Researchers at the University of Texas at Austin and Seoul National University have successfully developed and tested an ultrathin artificial retina, based on graphene and molybdenum disulfide, that could reportedly improve on existing implantable visualization technology for the blind. The flexible device could someday restore sight to the millions of people with retinal diseases. And with a few modifications, the device could be used to track heart and brain activity.

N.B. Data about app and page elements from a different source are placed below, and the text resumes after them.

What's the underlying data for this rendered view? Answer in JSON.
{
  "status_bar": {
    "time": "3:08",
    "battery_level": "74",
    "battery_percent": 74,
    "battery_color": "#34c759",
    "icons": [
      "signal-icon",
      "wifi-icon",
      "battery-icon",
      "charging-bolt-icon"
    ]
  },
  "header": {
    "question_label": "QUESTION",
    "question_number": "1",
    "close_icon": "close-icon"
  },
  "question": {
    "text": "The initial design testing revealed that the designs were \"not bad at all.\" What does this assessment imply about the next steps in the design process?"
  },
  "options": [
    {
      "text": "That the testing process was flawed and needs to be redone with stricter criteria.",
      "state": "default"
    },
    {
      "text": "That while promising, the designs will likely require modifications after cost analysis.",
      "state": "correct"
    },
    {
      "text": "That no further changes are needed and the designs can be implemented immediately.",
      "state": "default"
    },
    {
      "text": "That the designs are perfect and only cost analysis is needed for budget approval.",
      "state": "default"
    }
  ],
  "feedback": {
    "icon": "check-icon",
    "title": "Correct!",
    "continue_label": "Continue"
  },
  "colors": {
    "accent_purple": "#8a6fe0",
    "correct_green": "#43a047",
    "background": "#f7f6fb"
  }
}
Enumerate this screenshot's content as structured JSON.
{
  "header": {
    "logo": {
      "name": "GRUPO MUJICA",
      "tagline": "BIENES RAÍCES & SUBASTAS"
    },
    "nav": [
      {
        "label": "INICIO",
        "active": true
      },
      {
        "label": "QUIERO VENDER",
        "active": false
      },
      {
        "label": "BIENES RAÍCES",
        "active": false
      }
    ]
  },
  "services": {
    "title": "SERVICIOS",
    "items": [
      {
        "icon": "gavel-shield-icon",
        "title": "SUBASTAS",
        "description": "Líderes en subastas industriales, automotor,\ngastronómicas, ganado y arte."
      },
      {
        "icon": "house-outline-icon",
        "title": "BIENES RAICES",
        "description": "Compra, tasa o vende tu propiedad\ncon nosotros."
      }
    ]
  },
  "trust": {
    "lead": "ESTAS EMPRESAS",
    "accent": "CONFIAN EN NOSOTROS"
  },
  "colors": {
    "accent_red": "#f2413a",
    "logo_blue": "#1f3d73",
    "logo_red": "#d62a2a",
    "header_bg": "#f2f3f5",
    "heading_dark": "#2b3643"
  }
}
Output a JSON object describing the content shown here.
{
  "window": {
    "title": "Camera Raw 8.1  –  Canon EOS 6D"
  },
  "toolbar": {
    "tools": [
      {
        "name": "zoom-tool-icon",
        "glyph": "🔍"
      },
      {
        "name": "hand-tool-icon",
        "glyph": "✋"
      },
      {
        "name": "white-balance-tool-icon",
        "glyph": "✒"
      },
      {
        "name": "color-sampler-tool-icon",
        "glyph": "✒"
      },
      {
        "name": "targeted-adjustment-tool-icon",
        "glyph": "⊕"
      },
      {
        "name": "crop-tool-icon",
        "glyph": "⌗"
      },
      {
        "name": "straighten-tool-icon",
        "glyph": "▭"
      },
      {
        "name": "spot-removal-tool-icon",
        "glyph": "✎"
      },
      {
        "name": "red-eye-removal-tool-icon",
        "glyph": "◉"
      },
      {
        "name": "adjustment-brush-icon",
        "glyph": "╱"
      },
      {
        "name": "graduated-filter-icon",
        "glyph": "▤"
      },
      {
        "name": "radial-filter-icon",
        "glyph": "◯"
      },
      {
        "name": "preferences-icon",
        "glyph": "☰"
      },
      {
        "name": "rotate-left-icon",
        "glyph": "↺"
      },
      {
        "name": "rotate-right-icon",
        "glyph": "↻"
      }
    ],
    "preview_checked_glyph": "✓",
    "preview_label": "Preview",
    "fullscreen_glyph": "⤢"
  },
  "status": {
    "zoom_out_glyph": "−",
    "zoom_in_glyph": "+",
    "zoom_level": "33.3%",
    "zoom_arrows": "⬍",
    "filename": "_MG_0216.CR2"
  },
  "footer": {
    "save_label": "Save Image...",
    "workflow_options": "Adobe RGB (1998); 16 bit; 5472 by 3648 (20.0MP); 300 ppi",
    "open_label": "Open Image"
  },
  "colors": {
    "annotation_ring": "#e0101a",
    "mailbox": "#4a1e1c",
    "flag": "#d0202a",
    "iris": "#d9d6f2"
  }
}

"This is the first demonstration that you can use few-layer graphene and molybdenum disulfide to successfully fabricate an artificial retina," Nanshu Lu, Ph.D., says. "Although this research is still in its infancy, it is a very exciting starting point for the use of these materials to restore vision," she says, adding that this device could also be implanted elsewhere in the body to monitor heart and brain activities.